When I was placed in the Liberal, KS. in-patient treatment program for substance abuse in November, 2008 for six months, there was a laundry list of “house rules.” One that quickly became a constant source of discussion and irritation was the “sign-in” sheet. Whenever I left the house, even to go a couple of blocks away to get a candy bar or newspaper and immediately come back, I was required to write my name down on the sheet, the EXACT time I left, and the time I came back. On the THIRD day I was there, I forgot this little rule. When I came back later that day, the house manager had given me dish duty for the entire week as “punishment.” Remember, I was only one out of 20 or so others who were housed there during that time and all of us had various duties every day; sometimes we had to vacuum, other days it was cleaning the bathrooms, the next week clean the kitchen, and of course, the one no one liked. Washing dishes. When I found out I’d gotten dish duty for something that was an honest mistake, I was pissed. But rather than trying to negotiate, I did what I always do, I gave it my all. I decided if I was going to have to do dishes every day for a week, then those dishes were going to be spotless.
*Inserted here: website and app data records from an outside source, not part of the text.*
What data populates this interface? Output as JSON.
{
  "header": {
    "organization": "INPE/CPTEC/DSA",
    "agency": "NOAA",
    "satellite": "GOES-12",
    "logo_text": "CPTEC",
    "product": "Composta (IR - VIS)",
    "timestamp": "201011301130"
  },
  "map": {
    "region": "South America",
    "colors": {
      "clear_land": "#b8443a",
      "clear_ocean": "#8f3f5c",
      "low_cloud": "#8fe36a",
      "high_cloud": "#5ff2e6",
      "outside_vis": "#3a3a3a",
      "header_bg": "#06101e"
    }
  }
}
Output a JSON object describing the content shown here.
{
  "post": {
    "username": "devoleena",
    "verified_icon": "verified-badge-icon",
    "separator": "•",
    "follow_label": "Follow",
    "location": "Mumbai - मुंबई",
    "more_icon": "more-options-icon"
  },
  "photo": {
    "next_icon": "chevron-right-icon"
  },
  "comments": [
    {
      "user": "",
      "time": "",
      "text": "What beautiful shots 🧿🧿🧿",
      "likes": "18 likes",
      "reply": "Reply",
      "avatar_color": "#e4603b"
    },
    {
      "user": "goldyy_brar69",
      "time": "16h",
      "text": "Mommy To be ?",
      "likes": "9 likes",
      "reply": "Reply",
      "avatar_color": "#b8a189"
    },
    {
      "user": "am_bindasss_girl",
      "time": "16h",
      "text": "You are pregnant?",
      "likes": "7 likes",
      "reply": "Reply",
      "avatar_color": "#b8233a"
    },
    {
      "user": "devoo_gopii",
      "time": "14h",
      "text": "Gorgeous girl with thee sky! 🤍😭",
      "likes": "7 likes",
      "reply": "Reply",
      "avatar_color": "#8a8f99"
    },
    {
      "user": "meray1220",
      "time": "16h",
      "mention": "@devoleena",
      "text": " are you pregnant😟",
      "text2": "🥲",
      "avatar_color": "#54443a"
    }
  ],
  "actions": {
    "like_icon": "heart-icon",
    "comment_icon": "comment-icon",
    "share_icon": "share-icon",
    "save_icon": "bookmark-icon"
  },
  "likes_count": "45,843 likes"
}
I didn’t give it another thought until the following week, when suddenly the house manager came up to me one day and told me what a great job I did. From that MOMENT forward for the next 5 ½ months, I was given a LOT of latitude in many areas. I was GIVEN the freedom to go places and do things many of my fellow residents weren’t. Why? I hadn’t even asked for those freedoms! I had developed a level of TRUST far exceeding that of the others because of my CHARACTER. Because I decided to give it my all to something as simple as making sure the dishes were spotless.

For those of you who have a religious bent, here’s another example. Do you ever find yourself negotiating with God? Have you ever asked God to do something for you and, in exchange, you’ll give something back? I remember asking Him once a long time ago, “God, IF you get me out of this jam, I’ll do whatever you ask.” We all know it doesn’t work that way with Him. Why should we treat each other as human beings any differently? Don’t be one of those that always goes around negotiating. Give it all you got. Life isn’t a series of “ifs” and “buts.” One of my favorite sayings from a former co-worker in my career as a banker was this: “If ifs and buts were candy and nuts, we’d ALL have a very Merry Christmas!” Think about it.

I’m sure you can think of similar stories in your own life, times when you were faced with meeting someone “half-way.” Likewise, think of times in your life when you went into a “relationship” with no pre-conceptions, no thought given to “what’s in it for me?” What were the results? Was there a difference? Sure, there’s no doubt that there are times when you have to meet someone half-way and yes, giving it your all is risky. After all, life doesn’t come with any guarantees and you’re bound to get burned now and then. But, unless you are willing to give ANY relationship everything you have in your being from the get go, with NO conditions, you will never receive full value for it. You only get out of life what you put into it. Think about that the next time you go to your banker to get a loan or someone asks you to do the dishes. I guarantee you from personal experience, the benefit of your actions will many times far exceed whatever you had to put into it.


Leave a Reply